The Bochel (meaning shepherd in Gaelic) is the large round hill which stands at the entrance to the Braes of Glenlivet. The lower slopes just above the Crombie Water are predominantly birch woodland with juniper. While typical of this part of the Cairngorms this woodland type is scarce elsewhere.
Most likely seen in the early morning or late evening, Brown Hare are common in Glenlivet and may be distinguished from the Rabbit by their larger size, longer legs and black tipped ears. Rabbit are often seen feeding on grass in lower pastures. Look out for their burrows in dry banks. The Common Shrew is active day and night hunting for earthworms and other invertebrates.
Resident birds include Black Grouse, Siskin and many other more common species. During summer they are joined by the rare Ring Ouzel and Grey Wagtail.
In this area you may see some of Glenlivet's resident scavengers, including Carrion Crow, Magpie, Jackdaw and Rook. These pose a significant threat to eggs and young of ground nesting birds such as Grey or Red Legged Partridge and Pheasant.
Situated just below the treeline, birch-juniper woodland like this has a limited distribution in Britain. Aspen, Rowan and self sown Scots Pine also occur whilst Alder and Willow grow along the poorer drained valley bottoms.

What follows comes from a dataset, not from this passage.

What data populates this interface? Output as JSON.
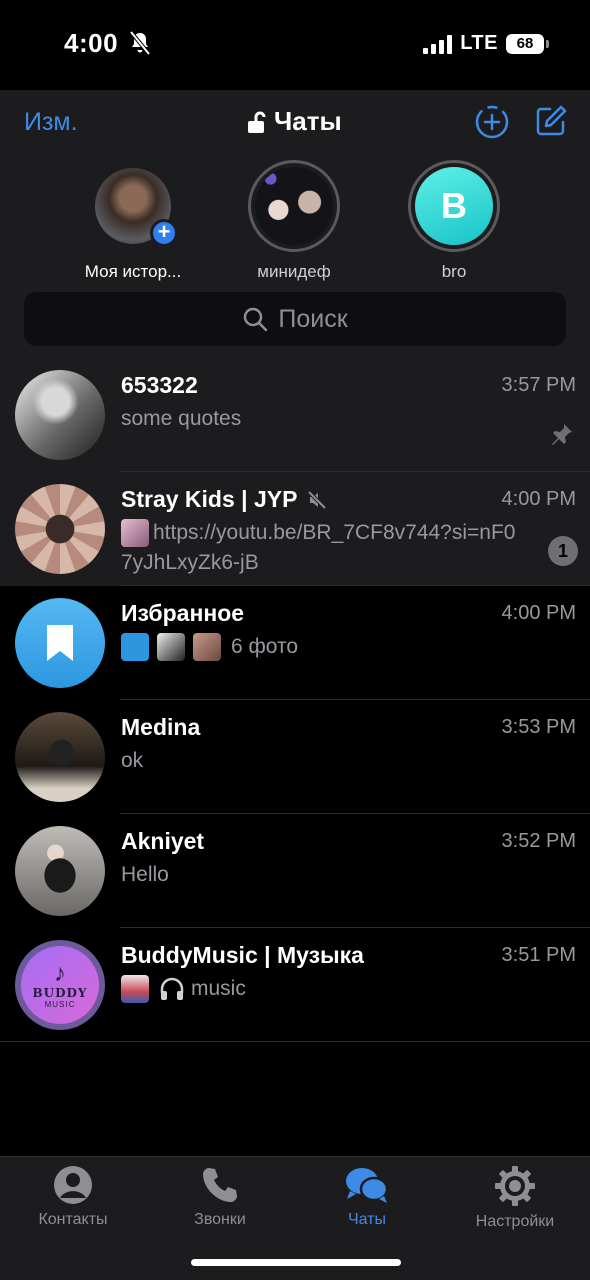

Ground vegetation reflects the acid soil conditions and is dominated by Heather, Blaeberry and Cowberry. Wood Sorrel, Chickweed Wintergreen and Oak Fern also thrive here. On some lower slopes better soil conditions are reflected by prolific species such as Wood Anemone, Yellow Pimpernel and Hazel. Areas of dry heath are rich with Bearberry, Bush Vetch and Petty Whin. Sphagnum Mosses, Deer Grass, Purple Moor Grass and Cross-Leaved Heath prefer wetter areas as do Bog Asphodel and Cloudberry.